Assigned task
Determine how many lines in the entries below contain the word "Ring". The reply is that number alone.
-- Opening Marker --
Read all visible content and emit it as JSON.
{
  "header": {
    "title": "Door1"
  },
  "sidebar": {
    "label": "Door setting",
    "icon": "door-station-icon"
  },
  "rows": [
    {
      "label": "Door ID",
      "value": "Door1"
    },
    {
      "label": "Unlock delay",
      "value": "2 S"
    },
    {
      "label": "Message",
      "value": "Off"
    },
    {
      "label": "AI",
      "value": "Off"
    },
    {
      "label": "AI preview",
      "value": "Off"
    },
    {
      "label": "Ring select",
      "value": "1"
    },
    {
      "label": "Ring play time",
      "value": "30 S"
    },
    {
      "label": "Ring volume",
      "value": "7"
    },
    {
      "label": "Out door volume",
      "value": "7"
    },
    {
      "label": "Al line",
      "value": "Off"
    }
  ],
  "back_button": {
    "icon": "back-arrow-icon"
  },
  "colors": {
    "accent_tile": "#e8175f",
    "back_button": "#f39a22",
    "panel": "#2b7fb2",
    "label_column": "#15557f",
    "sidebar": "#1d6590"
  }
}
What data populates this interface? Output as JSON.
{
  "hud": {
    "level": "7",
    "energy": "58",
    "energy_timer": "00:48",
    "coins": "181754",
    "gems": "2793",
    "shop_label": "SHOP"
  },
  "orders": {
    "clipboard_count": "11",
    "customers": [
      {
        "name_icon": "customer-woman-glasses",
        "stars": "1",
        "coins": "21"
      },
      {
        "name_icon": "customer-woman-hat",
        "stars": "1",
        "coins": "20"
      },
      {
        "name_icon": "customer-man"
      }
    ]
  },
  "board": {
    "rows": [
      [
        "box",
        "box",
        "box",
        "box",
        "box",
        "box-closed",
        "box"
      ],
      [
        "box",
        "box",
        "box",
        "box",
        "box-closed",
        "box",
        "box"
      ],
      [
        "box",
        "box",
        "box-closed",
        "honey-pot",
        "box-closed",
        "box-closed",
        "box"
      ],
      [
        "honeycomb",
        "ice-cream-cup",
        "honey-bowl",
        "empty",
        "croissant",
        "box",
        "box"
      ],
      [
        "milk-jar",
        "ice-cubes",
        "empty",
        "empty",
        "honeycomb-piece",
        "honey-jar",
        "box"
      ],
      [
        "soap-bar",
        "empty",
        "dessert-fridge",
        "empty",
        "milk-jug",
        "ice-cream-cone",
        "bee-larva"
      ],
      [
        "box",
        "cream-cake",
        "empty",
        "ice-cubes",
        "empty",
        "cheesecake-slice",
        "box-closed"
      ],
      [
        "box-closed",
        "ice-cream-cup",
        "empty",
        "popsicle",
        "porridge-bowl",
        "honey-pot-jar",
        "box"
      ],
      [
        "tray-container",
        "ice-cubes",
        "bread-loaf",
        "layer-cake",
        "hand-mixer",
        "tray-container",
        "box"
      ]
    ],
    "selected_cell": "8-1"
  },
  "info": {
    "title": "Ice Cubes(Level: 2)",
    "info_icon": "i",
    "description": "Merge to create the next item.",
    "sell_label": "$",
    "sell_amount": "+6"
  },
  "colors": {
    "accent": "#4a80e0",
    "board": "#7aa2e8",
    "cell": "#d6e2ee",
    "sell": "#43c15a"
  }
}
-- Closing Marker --
Task solution
3